A very famous kidnapping case which I must confess to never hearing anything about; Freddy Heineken, he of the beer fame was in fact taken hostage in 1983 for three weeks. Kidnapping Freddy Heineken is a fictionalised account of the event based on a book by journalist Peter R. de Vries who wrote the book from the perspective of kidnapper Cor Van Hout.
Directed by Daniel Alfredson who previously brought us the made for TV versions of The Girl Who Played With Fire and The Girl Who Kicked the Hornets Nest, it seems he’s still developing his cinematic eye. We are along for the ride with Van Hout (Jim Sturgess) and his gang which also includes Willem Holledeer (Sam Worthington). We see there attempts to keep their legitimate business afloat during uncertain economic times before they exhaust all rational solutions and decided to form a gang to kidnap the alcohol industrialist played by Anthony Hopkins.
The film’s opening scenes of hard working men driven to extreme measures filmed through a cold, hard colour palette gives way to standard kidnapping film troupes. Having Anthony Hopkins play the titular Freddy should tell you everything you need to know about the interplay between hostage and taker. He commands the scenes with just a flick of his wrist using death stares and husky smirks. Pretty much how Anthony Hopkins acts these days in general, all the while Same Worthington does what he does… intense and constantly annoyed at something or someone. To be fair to him it’s one of his better performances but it’s still not saying much. Jim Sturgess goes someway to creating a fully rounded character, but a lot of that work does involve us sympathising with this poor kidnapper’s plight, the effect it has on his family, his life, the poor man… then in the coda we’re told he became a criminal “Godfather”. Well then, I’ll take my empathy somewhere else then.

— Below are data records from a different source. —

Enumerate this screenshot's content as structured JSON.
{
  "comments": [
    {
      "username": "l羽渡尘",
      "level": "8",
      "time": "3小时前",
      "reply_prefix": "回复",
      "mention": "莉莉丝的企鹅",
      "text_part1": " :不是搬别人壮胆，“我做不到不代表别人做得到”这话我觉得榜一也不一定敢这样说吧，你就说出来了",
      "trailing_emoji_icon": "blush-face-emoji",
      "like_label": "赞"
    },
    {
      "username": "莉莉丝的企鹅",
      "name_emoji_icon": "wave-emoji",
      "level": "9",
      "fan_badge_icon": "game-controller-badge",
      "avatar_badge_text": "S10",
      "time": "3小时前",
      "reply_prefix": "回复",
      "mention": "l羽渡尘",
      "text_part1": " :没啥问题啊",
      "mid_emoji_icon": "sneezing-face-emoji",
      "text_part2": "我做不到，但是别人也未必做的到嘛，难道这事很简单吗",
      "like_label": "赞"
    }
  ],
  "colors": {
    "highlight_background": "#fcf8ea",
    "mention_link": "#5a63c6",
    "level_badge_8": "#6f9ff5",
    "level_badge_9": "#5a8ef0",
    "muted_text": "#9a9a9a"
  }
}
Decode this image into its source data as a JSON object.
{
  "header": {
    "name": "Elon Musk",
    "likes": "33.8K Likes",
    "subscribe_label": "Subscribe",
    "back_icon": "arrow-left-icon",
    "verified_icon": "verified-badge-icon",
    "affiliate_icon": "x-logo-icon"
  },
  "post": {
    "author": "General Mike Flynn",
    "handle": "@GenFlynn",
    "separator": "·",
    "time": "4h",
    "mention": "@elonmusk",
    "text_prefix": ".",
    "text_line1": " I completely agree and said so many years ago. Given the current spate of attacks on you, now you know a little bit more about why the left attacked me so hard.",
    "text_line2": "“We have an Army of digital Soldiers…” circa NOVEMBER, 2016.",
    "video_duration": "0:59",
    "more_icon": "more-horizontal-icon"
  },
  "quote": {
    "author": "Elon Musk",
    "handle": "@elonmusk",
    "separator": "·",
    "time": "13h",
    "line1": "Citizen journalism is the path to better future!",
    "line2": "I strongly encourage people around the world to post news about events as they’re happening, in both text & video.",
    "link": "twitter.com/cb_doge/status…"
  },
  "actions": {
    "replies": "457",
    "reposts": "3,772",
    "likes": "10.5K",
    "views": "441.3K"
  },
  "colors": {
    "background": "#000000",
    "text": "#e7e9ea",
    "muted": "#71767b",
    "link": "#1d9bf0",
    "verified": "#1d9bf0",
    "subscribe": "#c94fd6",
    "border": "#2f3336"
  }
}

The main issue perhaps with the film isn’t that it’s necessarily a bad film. It’s just incredibly average. There’s something of a dark tale about men driven to commit violent deeds mixed in with a power struggle between power hostage and weak kidnapper but all these points feel washed over as Alfredson feels as though he’s trying to get out of each scene as quick as he can before letting any drama come forth.
Is it drama? Is it crime thriller? Kidnapping Freddy Heineken doesn’t seem to know either. It’s really one of those films where images are present on screen but there’s little else to entice you. It’s very likely you’ll forget about it soon after watching. I only finished it thirty minutes ago and already large chunks of it have escaped my memory. The only reason it fails from being a total wash out is that I didn’t find myself getting angry at it like other recent “crime” film. Take a bow Hackney’s Finest. Ummmm, thought I had something else to say there, I don’t as. As you were.
Dir: Daniel Alfredson
Scr: William Brookfield
Starring: Jim Sturgess, Sam Worthington, Anthony Hopkins, Ryan Kwantan
Prod: Judy Cairo, Howard Meltzer, Michael A. Simpson
DOP: Fredrik Backar
Music: Lucas Vidal
Run time: 95 mins
Distributor: Signature Entertainment